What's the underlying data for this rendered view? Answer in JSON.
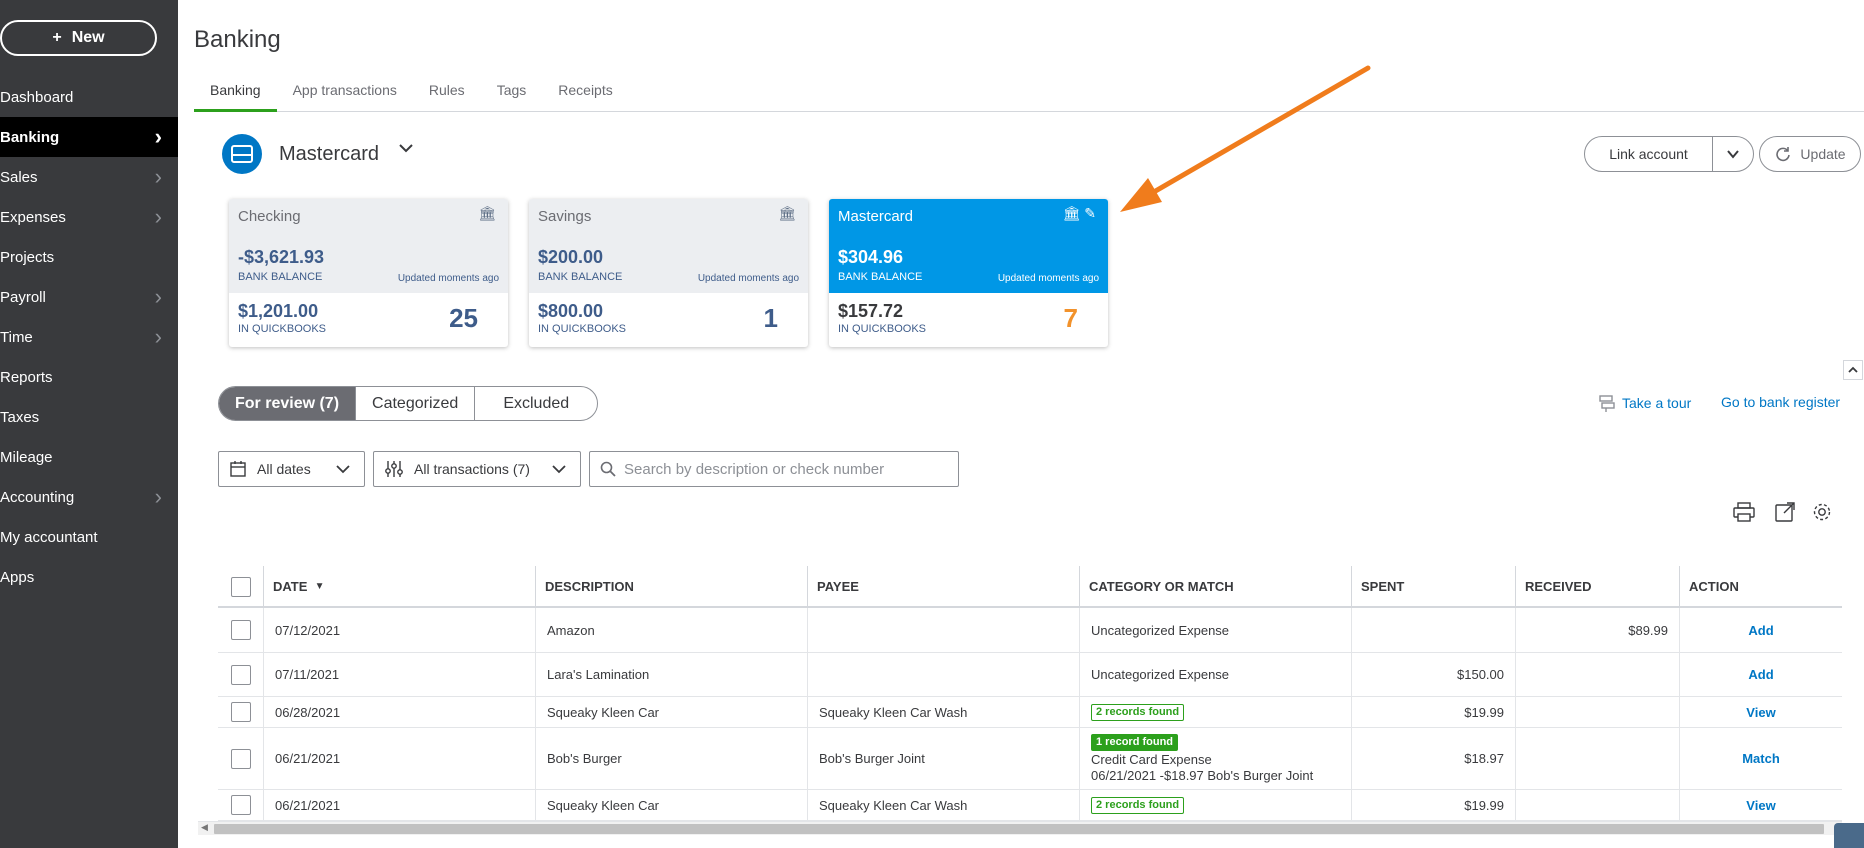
{
  "sidebar": {
    "new_label": "New",
    "items": [
      {
        "label": "Dashboard",
        "chevron": false,
        "active": false
      },
      {
        "label": "Banking",
        "chevron": true,
        "active": true
      },
      {
        "label": "Sales",
        "chevron": true,
        "active": false
      },
      {
        "label": "Expenses",
        "chevron": true,
        "active": false
      },
      {
        "label": "Projects",
        "chevron": false,
        "active": false
      },
      {
        "label": "Payroll",
        "chevron": true,
        "active": false
      },
      {
        "label": "Time",
        "chevron": true,
        "active": false
      },
      {
        "label": "Reports",
        "chevron": false,
        "active": false
      },
      {
        "label": "Taxes",
        "chevron": false,
        "active": false
      },
      {
        "label": "Mileage",
        "chevron": false,
        "active": false
      },
      {
        "label": "Accounting",
        "chevron": true,
        "active": false
      },
      {
        "label": "My accountant",
        "chevron": false,
        "active": false
      },
      {
        "label": "Apps",
        "chevron": false,
        "active": false
      }
    ]
  },
  "page": {
    "title": "Banking",
    "tabs": [
      "Banking",
      "App transactions",
      "Rules",
      "Tags",
      "Receipts"
    ],
    "active_tab": "Banking"
  },
  "account_header": {
    "name": "Mastercard",
    "link_account_label": "Link account",
    "update_label": "Update"
  },
  "cards": [
    {
      "name": "Checking",
      "bank_balance": "-$3,621.93",
      "bank_balance_label": "BANK BALANCE",
      "updated": "Updated moments ago",
      "qb_balance": "$1,201.00",
      "qb_label": "IN QUICKBOOKS",
      "count": "25",
      "selected": false
    },
    {
      "name": "Savings",
      "bank_balance": "$200.00",
      "bank_balance_label": "BANK BALANCE",
      "updated": "Updated moments ago",
      "qb_balance": "$800.00",
      "qb_label": "IN QUICKBOOKS",
      "count": "1",
      "selected": false
    },
    {
      "name": "Mastercard",
      "bank_balance": "$304.96",
      "bank_balance_label": "BANK BALANCE",
      "updated": "Updated moments ago",
      "qb_balance": "$157.72",
      "qb_label": "IN QUICKBOOKS",
      "count": "7",
      "selected": true
    }
  ],
  "review_tabs": [
    "For review (7)",
    "Categorized",
    "Excluded"
  ],
  "links": {
    "take_tour": "Take a tour",
    "bank_register": "Go to bank register"
  },
  "filters": {
    "dates": "All dates",
    "transactions": "All transactions (7)",
    "search_placeholder": "Search by description or check number"
  },
  "table": {
    "columns": [
      "DATE",
      "DESCRIPTION",
      "PAYEE",
      "CATEGORY OR MATCH",
      "SPENT",
      "RECEIVED",
      "ACTION"
    ],
    "rows": [
      {
        "date": "07/12/2021",
        "description": "Amazon",
        "payee": "",
        "category": "Uncategorized Expense",
        "badge": "",
        "match_line1": "",
        "match_line2": "",
        "spent": "",
        "received": "$89.99",
        "action": "Add"
      },
      {
        "date": "07/11/2021",
        "description": "Lara's Lamination",
        "payee": "",
        "category": "Uncategorized Expense",
        "badge": "",
        "match_line1": "",
        "match_line2": "",
        "spent": "$150.00",
        "received": "",
        "action": "Add"
      },
      {
        "date": "06/28/2021",
        "description": "Squeaky Kleen Car",
        "payee": "Squeaky Kleen Car Wash",
        "category": "",
        "badge": "2 records found",
        "match_line1": "",
        "match_line2": "",
        "spent": "$19.99",
        "received": "",
        "action": "View"
      },
      {
        "date": "06/21/2021",
        "description": "Bob's Burger",
        "payee": "Bob's Burger Joint",
        "category": "",
        "badge": "1 record found",
        "match_line1": "Credit Card Expense",
        "match_line2": "06/21/2021 -$18.97 Bob's Burger Joint",
        "spent": "$18.97",
        "received": "",
        "action": "Match"
      },
      {
        "date": "06/21/2021",
        "description": "Squeaky Kleen Car",
        "payee": "Squeaky Kleen Car Wash",
        "category": "",
        "badge": "2 records found",
        "match_line1": "",
        "match_line2": "",
        "spent": "$19.99",
        "received": "",
        "action": "View"
      }
    ]
  },
  "colors": {
    "sidebar_bg": "#393a3d",
    "active_nav": "#000000",
    "accent_green": "#2ca01c",
    "link_blue": "#0077c5",
    "selected_card": "#0097e6",
    "count_orange": "#f2922b",
    "annotation_arrow": "#f07c1c"
  }
}
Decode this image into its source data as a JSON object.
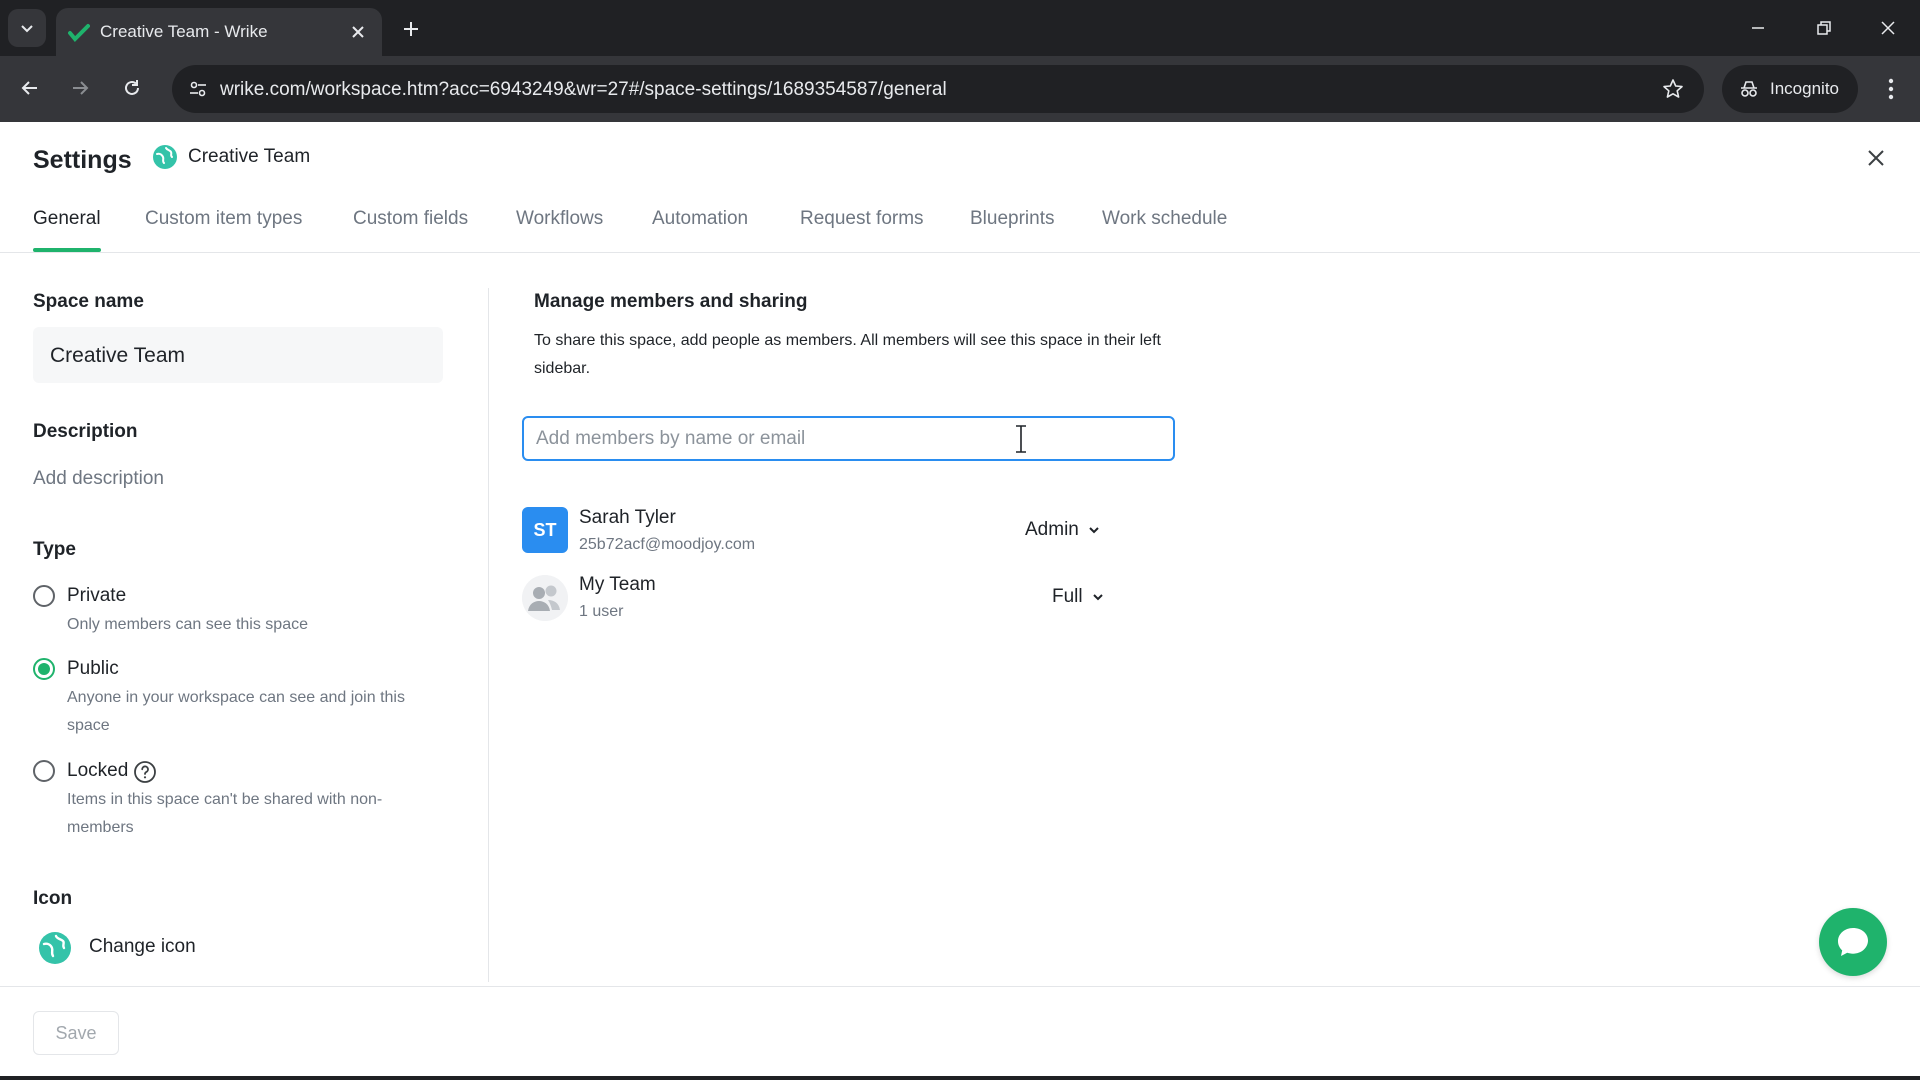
{
  "browser": {
    "tab_title": "Creative Team - Wrike",
    "url": "wrike.com/workspace.htm?acc=6943249&wr=27#/space-settings/1689354587/general",
    "incognito_label": "Incognito"
  },
  "header": {
    "title": "Settings",
    "space_name": "Creative Team"
  },
  "tabs": [
    {
      "label": "General",
      "active": true
    },
    {
      "label": "Custom item types"
    },
    {
      "label": "Custom fields"
    },
    {
      "label": "Workflows"
    },
    {
      "label": "Automation"
    },
    {
      "label": "Request forms"
    },
    {
      "label": "Blueprints"
    },
    {
      "label": "Work schedule"
    }
  ],
  "general": {
    "space_name_label": "Space name",
    "space_name_value": "Creative Team",
    "description_label": "Description",
    "description_placeholder": "Add description",
    "type_label": "Type",
    "type_options": [
      {
        "title": "Private",
        "desc": "Only members can see this space",
        "selected": false
      },
      {
        "title": "Public",
        "desc": "Anyone in your workspace can see and join this space",
        "selected": true
      },
      {
        "title": "Locked",
        "desc": "Items in this space can't be shared with non-members",
        "selected": false
      }
    ],
    "icon_label": "Icon",
    "change_icon_label": "Change icon"
  },
  "members": {
    "title": "Manage members and sharing",
    "description": "To share this space, add people as members. All members will see this space in their left sidebar.",
    "input_placeholder": "Add members by name or email",
    "list": [
      {
        "initials": "ST",
        "name": "Sarah Tyler",
        "sub": "25b72acf@moodjoy.com",
        "role": "Admin"
      },
      {
        "initials": "",
        "name": "My Team",
        "sub": "1 user",
        "role": "Full"
      }
    ]
  },
  "footer": {
    "save_label": "Save"
  },
  "colors": {
    "accent_green": "#1fb36c",
    "focus_blue": "#2a8df0",
    "avatar_blue": "#2a8df0"
  },
  "icons": {
    "space": "globe-planet-icon",
    "chat": "chat-bubble-icon",
    "help": "question-circle-icon"
  }
}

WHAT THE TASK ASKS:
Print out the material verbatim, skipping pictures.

WRITTEN REPLY:
What's the underlying data for this rendered view? Answer in JSON.
{
  "sidebar": {
    "new_label": "New",
    "items": [
      {
        "label": "Dashboard",
        "chevron": false,
        "active": false
      },
      {
        "label": "Banking",
        "chevron": true,
        "active": true
      },
      {
        "label": "Sales",
        "chevron": true,
        "active": false
      },
      {
        "label": "Expenses",
        "chevron": true,
        "active": false
      },
      {
        "label": "Projects",
        "chevron": false,
        "active": false
      },
      {
        "label": "Payroll",
        "chevron": true,
        "active": false
      },
      {
        "label": "Time",
        "chevron": true,
        "active": false
      },
      {
        "label": "Reports",
        "chevron": false,
        "active": false
      },
      {
        "label": "Taxes",
        "chevron": false,
        "active": false
      },
      {
        "label": "Mileage",
        "chevron": false,
        "active": false
      },
      {
        "label": "Accounting",
        "chevron": true,
        "active": false
      },
      {
        "label": "My accountant",
        "chevron": false,
        "active": false
      },
      {
        "label": "Apps",
        "chevron": false,
        "active": false
      }
    ]
  },
  "page": {
    "title": "Banking",
    "tabs": [
      "Banking",
      "App transactions",
      "Rules",
      "Tags",
      "Receipts"
    ],
    "active_tab": "Banking"
  },
  "account_header": {
    "name": "Mastercard",
    "link_account_label": "Link account",
    "update_label": "Update"
  },
  "cards": [
    {
      "name": "Checking",
      "bank_balance": "-$3,621.93",
      "bank_balance_label": "BANK BALANCE",
      "updated": "Updated moments ago",
      "qb_balance": "$1,201.00",
      "qb_label": "IN QUICKBOOKS",
      "count": "25",
      "selected": false
    },
    {
      "name": "Savings",
      "bank_balance": "$200.00",
      "bank_balance_label": "BANK BALANCE",
      "updated": "Updated moments ago",
      "qb_balance": "$800.00",
      "qb_label": "IN QUICKBOOKS",
      "count": "1",
      "selected": false
    },
    {
      "name": "Mastercard",
      "bank_balance": "$304.96",
      "bank_balance_label": "BANK BALANCE",
      "updated": "Updated moments ago",
      "qb_balance": "$157.72",
      "qb_label": "IN QUICKBOOKS",
      "count": "7",
      "selected": true
    }
  ],
  "review_tabs": [
    "For review (7)",
    "Categorized",
    "Excluded"
  ],
  "links": {
    "take_tour": "Take a tour",
    "bank_register": "Go to bank register"
  },
  "filters": {
    "dates": "All dates",
    "transactions": "All transactions (7)",
    "search_placeholder": "Search by description or check number"
  },
  "table": {
    "columns": [
      "DATE",
      "DESCRIPTION",
      "PAYEE",
      "CATEGORY OR MATCH",
      "SPENT",
      "RECEIVED",
      "ACTION"
    ],
    "rows": [
      {
        "date": "07/12/2021",
        "description": "Amazon",
        "payee": "",
        "category": "Uncategorized Expense",
        "badge": "",
        "match_line1": "",
        "match_line2": "",
        "spent": "",
        "received": "$89.99",
        "action": "Add"
      },
      {
        "date": "07/11/2021",
        "description": "Lara's Lamination",
        "payee": "",
        "category": "Uncategorized Expense",
        "badge": "",
        "match_line1": "",
        "match_line2": "",
        "spent": "$150.00",
        "received": "",
        "action": "Add"
      },
      {
        "date": "06/28/2021",
        "description": "Squeaky Kleen Car",
        "payee": "Squeaky Kleen Car Wash",
        "category": "",
        "badge": "2 records found",
        "match_line1": "",
        "match_line2": "",
        "spent": "$19.99",
        "received": "",
        "action": "View"
      },
      {
        "date": "06/21/2021",
        "description": "Bob's Burger",
        "payee": "Bob's Burger Joint",
        "category": "",
        "badge": "1 record found",
        "match_line1": "Credit Card Expense",
        "match_line2": "06/21/2021 -$18.97 Bob's Burger Joint",
        "spent": "$18.97",
        "received": "",
        "action": "Match"
      },
      {
        "date": "06/21/2021",
        "description": "Squeaky Kleen Car",
        "payee": "Squeaky Kleen Car Wash",
        "category": "",
        "badge": "2 records found",
        "match_line1": "",
        "match_line2": "",
        "spent": "$19.99",
        "received": "",
        "action": "View"
      }
    ]
  },
  "colors": {
    "sidebar_bg": "#393a3d",
    "active_nav": "#000000",
    "accent_green": "#2ca01c",
    "link_blue": "#0077c5",
    "selected_card": "#0097e6",
    "count_orange": "#f2922b",
    "annotation_arrow": "#f07c1c"
  }
}
Decode this image into its source data as a JSON object.
{
  "browser": {
    "tab_title": "Creative Team - Wrike",
    "url": "wrike.com/workspace.htm?acc=6943249&wr=27#/space-settings/1689354587/general",
    "incognito_label": "Incognito"
  },
  "header": {
    "title": "Settings",
    "space_name": "Creative Team"
  },
  "tabs": [
    {
      "label": "General",
      "active": true
    },
    {
      "label": "Custom item types"
    },
    {
      "label": "Custom fields"
    },
    {
      "label": "Workflows"
    },
    {
      "label": "Automation"
    },
    {
      "label": "Request forms"
    },
    {
      "label": "Blueprints"
    },
    {
      "label": "Work schedule"
    }
  ],
  "general": {
    "space_name_label": "Space name",
    "space_name_value": "Creative Team",
    "description_label": "Description",
    "description_placeholder": "Add description",
    "type_label": "Type",
    "type_options": [
      {
        "title": "Private",
        "desc": "Only members can see this space",
        "selected": false
      },
      {
        "title": "Public",
        "desc": "Anyone in your workspace can see and join this space",
        "selected": true
      },
      {
        "title": "Locked",
        "desc": "Items in this space can't be shared with non-members",
        "selected": false
      }
    ],
    "icon_label": "Icon",
    "change_icon_label": "Change icon"
  },
  "members": {
    "title": "Manage members and sharing",
    "description": "To share this space, add people as members. All members will see this space in their left sidebar.",
    "input_placeholder": "Add members by name or email",
    "list": [
      {
        "initials": "ST",
        "name": "Sarah Tyler",
        "sub": "25b72acf@moodjoy.com",
        "role": "Admin"
      },
      {
        "initials": "",
        "name": "My Team",
        "sub": "1 user",
        "role": "Full"
      }
    ]
  },
  "footer": {
    "save_label": "Save"
  },
  "colors": {
    "accent_green": "#1fb36c",
    "focus_blue": "#2a8df0",
    "avatar_blue": "#2a8df0"
  },
  "icons": {
    "space": "globe-planet-icon",
    "chat": "chat-bubble-icon",
    "help": "question-circle-icon"
  }
}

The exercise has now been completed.